the club is sponsored by the Purdue Memorial Union. Activities cover all phases
of model building; the Aero-modelers hold contests for all categories, with emphasis
on hand-launched gliders, free flight and U-Control. During the winter months their
flying is conducted indoors in both the Purdue University armory and field house.
Chartered by the A.M.A., Aero-modelers have held numerous national records.
We Like You to Meet. This month we want you to shake hands with
James M. Blackmon, Jr., of Charlotte, N. C. (1815 Club Rd.). Seventeen years old,
Jim is the nation's youngest rocket builder to receive national recognition by the
American Rocket Society.
Along with this recognition, Jim received the $1,000 ARS-Chrysler Corp. science-youth
award at the ARS 11th annual meeting. This is the first prize he's ever won, but
he certainly started at the top!
First working as a rubber-powered model plane builder 10 years ago, Jim became
interested in rocketry, started reading every thing he could get hold of on the
subject. In fact, he says, he pretty near memorized Zim's "Rockets and Jets" book!
When he was in the 9th grade science class he decided to really dig into the
subject. Eventually he began working on small size rockets. Last summer he turned
out a 6-foot "bird" in his basement shop. He was planning to fire it from a farm
outside Charlotte when the Civil Aeronautics Administration heard of his intent
and ruled it would violate air regulations. (All junior rocketeers, please note.)
Army missile experts were intrigued by his rocket and offered to examine it at

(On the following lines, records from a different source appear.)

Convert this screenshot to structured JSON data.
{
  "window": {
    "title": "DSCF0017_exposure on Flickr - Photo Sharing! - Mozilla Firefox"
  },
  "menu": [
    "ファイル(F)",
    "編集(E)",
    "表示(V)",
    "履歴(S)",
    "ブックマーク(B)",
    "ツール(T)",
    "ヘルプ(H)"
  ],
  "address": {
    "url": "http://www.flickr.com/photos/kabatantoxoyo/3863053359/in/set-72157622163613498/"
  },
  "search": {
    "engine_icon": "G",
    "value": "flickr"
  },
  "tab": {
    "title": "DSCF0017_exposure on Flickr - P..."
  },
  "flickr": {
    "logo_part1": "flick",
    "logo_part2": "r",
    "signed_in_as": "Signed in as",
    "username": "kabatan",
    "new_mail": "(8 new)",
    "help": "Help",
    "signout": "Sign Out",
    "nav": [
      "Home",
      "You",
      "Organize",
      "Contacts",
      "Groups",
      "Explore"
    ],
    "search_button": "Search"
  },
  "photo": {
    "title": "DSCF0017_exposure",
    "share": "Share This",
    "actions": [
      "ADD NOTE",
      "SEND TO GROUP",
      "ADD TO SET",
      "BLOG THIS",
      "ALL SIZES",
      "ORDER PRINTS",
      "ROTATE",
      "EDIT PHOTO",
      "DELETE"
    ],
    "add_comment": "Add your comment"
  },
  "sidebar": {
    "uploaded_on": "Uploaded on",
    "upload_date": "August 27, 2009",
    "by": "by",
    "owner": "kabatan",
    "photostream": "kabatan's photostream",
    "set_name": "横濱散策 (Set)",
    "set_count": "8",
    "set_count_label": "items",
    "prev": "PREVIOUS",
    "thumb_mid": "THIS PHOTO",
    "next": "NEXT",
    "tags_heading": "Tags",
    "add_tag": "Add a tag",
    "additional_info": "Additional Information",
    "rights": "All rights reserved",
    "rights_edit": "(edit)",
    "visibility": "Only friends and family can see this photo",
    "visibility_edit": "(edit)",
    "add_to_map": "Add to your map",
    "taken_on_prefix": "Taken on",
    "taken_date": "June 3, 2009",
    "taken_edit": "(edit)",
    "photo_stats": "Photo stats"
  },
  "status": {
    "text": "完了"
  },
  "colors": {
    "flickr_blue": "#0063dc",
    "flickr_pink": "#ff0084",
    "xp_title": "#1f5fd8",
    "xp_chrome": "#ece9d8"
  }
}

the Redstone Arsenal, Huntsville, Ala., center of the Army's missile activity. The
fundamental design and engineering in the home-make rocket were highly praised by
the military missile scientists.
Unfortunately, it was found that Jimmy's basement workshop could not turn out
the necessary material for control and mixing of the liquid nitrogen, gasoline and
liquid oxygen which were to propel the rocket and it was "grounded."
In describing his rocket, Jim says, "Its nose is a $5 metallic lampshade. Each
of the fuel tanks has its own valves and gauges. The combustion chamber is 6" long
and 2" in diameter." He installed a dry ice cooling system to keep the aluminum
nose cone from melting under the 3,000° (C.) temperature it would reach in flight.
That lampshade had the Army's missile experts stumped until Jim told them what
it was. "We wondered how in the world a youngster had machined it," one Redstone
scientist said, "then he told us it was made from a modernistic aluminum lampshade.
"We spend thousands of dollars and use all kinds of complicated formulae to determine
the exact curve of the warhead - Jimmy started with the best warhead he could find
and then built the rest of the rocket around. it."
Although his first rocket was grounded, Jim's disappointment was eased by the
offer of a post-college job at Redstone and the lengthy talks he had with such authorities
as Dr. Werner von Braun, one of the creators of the German V-2 and now director
of development operations for the Army's ballistic missile agency at Huntsville.
Rocketman Blackmon graduates this year from
where he is president of the Chess Club, Science Club veep and a member of the German
Club. When we talked with him he was undecided whether to try for M.I.T. or Cal-Tech.
"Depends," he said, "on which has the best program available in the missile field
when I finish up at Phillips."
From rubber-powered models to missiles from a 59c kit to a $1,000 award, is quite
a jump. But we predict you'll be hearing more from ex-modeler Blackmon as time zips
Also 2 years old is Westminster, Maryland
Flying Groundhogs club. Wings are yellow, plane red, brown animal.
Club emblem from Cleveland in red, white, black; Cleveland Airfoilers are 26,
2 years old.
Purdue University club has white slide rule, gold wings. (We pay $10 for designs
Each issue we list all coming competitions. Notice of these should be sent to
American Modeler at least 90 days in advance. List also special hobby shows, model
exhibitions, R/C get-togethers, technical sessions, "open house" gatherings, and
other events of direct interest to readers.
Send listings to "Contest Calendar," care of this magazine.
OHIO-Toledo. March 9. R/C Convention sponsored by R/C Club of Detroit and Weak
Signals of Toledo.
Noon to 11 pm
Posted December 28, 2013